>>

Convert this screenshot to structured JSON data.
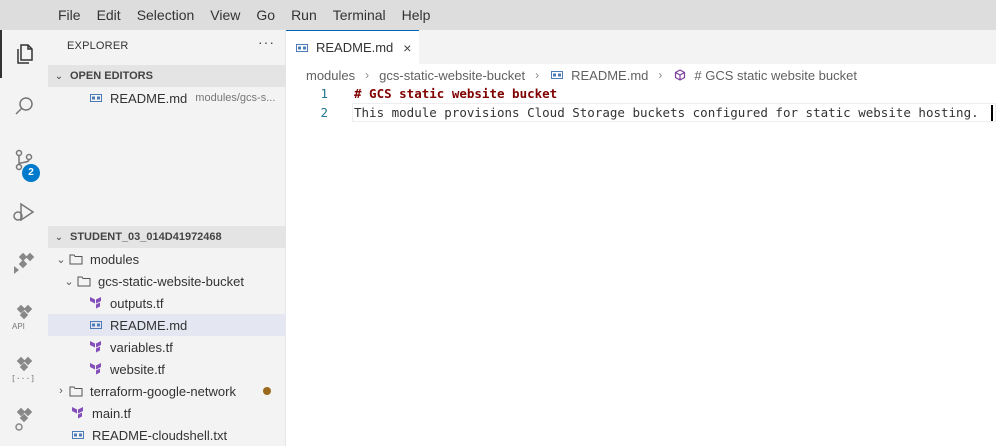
{
  "menu": [
    "File",
    "Edit",
    "Selection",
    "View",
    "Go",
    "Run",
    "Terminal",
    "Help"
  ],
  "activity": {
    "scm_badge": "2",
    "api_label": "API",
    "code_label": "[···]"
  },
  "explorer": {
    "title": "EXPLORER",
    "more": "···",
    "open_editors_header": "OPEN EDITORS",
    "open_editors": [
      {
        "name": "README.md",
        "path": "modules/gcs-s..."
      }
    ],
    "workspace_header": "STUDENT_03_014D41972468",
    "tree": {
      "modules": "modules",
      "gcs_folder": "gcs-static-website-bucket",
      "gcs_files": [
        "outputs.tf",
        "README.md",
        "variables.tf",
        "website.tf"
      ],
      "network_folder": "terraform-google-network",
      "main": "main.tf",
      "readme_cloudshell": "README-cloudshell.txt"
    }
  },
  "editor": {
    "tab_label": "README.md",
    "tab_close": "×",
    "breadcrumb": [
      "modules",
      "gcs-static-website-bucket",
      "README.md",
      "# GCS static website bucket"
    ],
    "lines": [
      {
        "num": "1",
        "text": "# GCS static website bucket"
      },
      {
        "num": "2",
        "text": "This module provisions Cloud Storage buckets configured for static website hosting."
      }
    ]
  },
  "colors": {
    "accent": "#007acc",
    "tab_border": "#0066b8",
    "heading": "#800000",
    "terraform_icon": "#844fba",
    "modified_dot": "#9b6a1c"
  }
}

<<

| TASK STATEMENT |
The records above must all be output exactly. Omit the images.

| WRITTEN RESPONSE |
Convert this screenshot to structured JSON data.
{
  "menu": [
    "File",
    "Edit",
    "Selection",
    "View",
    "Go",
    "Run",
    "Terminal",
    "Help"
  ],
  "activity": {
    "scm_badge": "2",
    "api_label": "API",
    "code_label": "[···]"
  },
  "explorer": {
    "title": "EXPLORER",
    "more": "···",
    "open_editors_header": "OPEN EDITORS",
    "open_editors": [
      {
        "name": "README.md",
        "path": "modules/gcs-s..."
      }
    ],
    "workspace_header": "STUDENT_03_014D41972468",
    "tree": {
      "modules": "modules",
      "gcs_folder": "gcs-static-website-bucket",
      "gcs_files": [
        "outputs.tf",
        "README.md",
        "variables.tf",
        "website.tf"
      ],
      "network_folder": "terraform-google-network",
      "main": "main.tf",
      "readme_cloudshell": "README-cloudshell.txt"
    }
  },
  "editor": {
    "tab_label": "README.md",
    "tab_close": "×",
    "breadcrumb": [
      "modules",
      "gcs-static-website-bucket",
      "README.md",
      "# GCS static website bucket"
    ],
    "lines": [
      {
        "num": "1",
        "text": "# GCS static website bucket"
      },
      {
        "num": "2",
        "text": "This module provisions Cloud Storage buckets configured for static website hosting."
      }
    ]
  },
  "colors": {
    "accent": "#007acc",
    "tab_border": "#0066b8",
    "heading": "#800000",
    "terraform_icon": "#844fba",
    "modified_dot": "#9b6a1c"
  }
}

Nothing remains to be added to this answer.